So I got that job and then it worked out pretty well. These small movies, they're hard to bring in on budget, on time. And I found that I have more experience than most other directors that they could hire, that they could afford, or that are in that marketplace for, so I might as well do it myself.
So in this movie, was it your idea to bring Kelsey Grammer in, or did a producer put you guys together?
It was a producer who came up with the idea. I knew him from Expendables 3, I knew him socially. Nice guy, and we got along, and one of the producers just brought him up. And first I wasn't sure because he comes from comedy, but then I realized that it was a really good idea because he just lights up the screen with his delivery and he's very experienced. And because his character has a bit of a dark side, it kind of works that he's that way. That he doesn't play the darkness, he plays the other side of the character.
Do you think that he gets less work nowadays because of his politics?
I'm not aware of his politics. I'm not sure how that works. But I know they're rebooting Frasier.
I'm not aware of his politics—really. Look, in my opinion, personal opinion and your politics should not affect... Humphrey Bogart–well that's a bad example because he was against the blacklist and all of that, he was very progressive. But Gary Cooper, or somebody…
Yeah, we didn't know much about them back then.
This is a relatively small independent film with a lot of gunplay and action in it. Has what happened on the set of Alec Baldwin’s movie changed the way you and your collaborators approach gunfights and other action scenes in a project like this? Are you starting to see new safety precautions being put in place?
I think it did have an impact. I think people are much more aware of what could happen. It became an insurance issue, because I didn't want to use fake guns and use CGI muzzle flashes and CGI hits everywhere, because they don't look as good—they look a bit fake. The squib hits are much better. It's hard to replicate them. And muzzle flashes are hard to replicate too. But there are these new guns that they've come up with, I think partially because of the Baldwin situation. They're called non-guns or something, it's like a real weapon, but you put another cartridge in it, there's no barrel. It's not like you put a blank in a real gun, but it looks like a real Beretta but put a cartridge in, it fires, shoots out a muzzle flash and ejects a shell. But the whole thing is fake. So there's no way it could lead to an accident. We use those for most of the weapons.
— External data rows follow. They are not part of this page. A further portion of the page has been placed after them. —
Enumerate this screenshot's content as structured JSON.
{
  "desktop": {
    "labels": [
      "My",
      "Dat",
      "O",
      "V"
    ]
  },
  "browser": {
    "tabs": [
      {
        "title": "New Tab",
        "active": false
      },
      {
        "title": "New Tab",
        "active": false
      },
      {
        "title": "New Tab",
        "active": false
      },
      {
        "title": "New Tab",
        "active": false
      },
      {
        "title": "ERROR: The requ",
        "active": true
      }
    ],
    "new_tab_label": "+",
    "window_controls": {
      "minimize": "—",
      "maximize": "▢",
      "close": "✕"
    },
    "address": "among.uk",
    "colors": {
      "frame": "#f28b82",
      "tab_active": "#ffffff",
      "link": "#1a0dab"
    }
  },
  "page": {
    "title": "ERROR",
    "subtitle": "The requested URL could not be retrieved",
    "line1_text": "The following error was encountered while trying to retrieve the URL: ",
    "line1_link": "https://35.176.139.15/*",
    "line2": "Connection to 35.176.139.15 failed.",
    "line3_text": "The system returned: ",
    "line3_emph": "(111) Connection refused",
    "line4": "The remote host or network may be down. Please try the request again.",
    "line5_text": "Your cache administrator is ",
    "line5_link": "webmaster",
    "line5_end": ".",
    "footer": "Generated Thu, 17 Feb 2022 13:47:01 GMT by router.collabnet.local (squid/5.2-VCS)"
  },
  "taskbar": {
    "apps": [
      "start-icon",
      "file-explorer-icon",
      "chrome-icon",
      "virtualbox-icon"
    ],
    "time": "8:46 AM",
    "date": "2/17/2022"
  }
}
So that has changed and it made it easier. Because we were also shooting in New Mexico, and that's where it happened, so people [there] were very concerned about it. But I told them too, I've done so many action movies. And you do Expendables, there's an armorer that comes up and shows you the weapon and says, "Hey, Dolph, take a look." And you look through the breach, you look at the magazine, he gives it to you. And you know the guy is some ex-Army specialist. And then I would blank fire it myself into the ground, just to make sure. So I don't know what happened on that movie, but certainly whoever did it didn't do a professional job.
Originally Appeared on GQ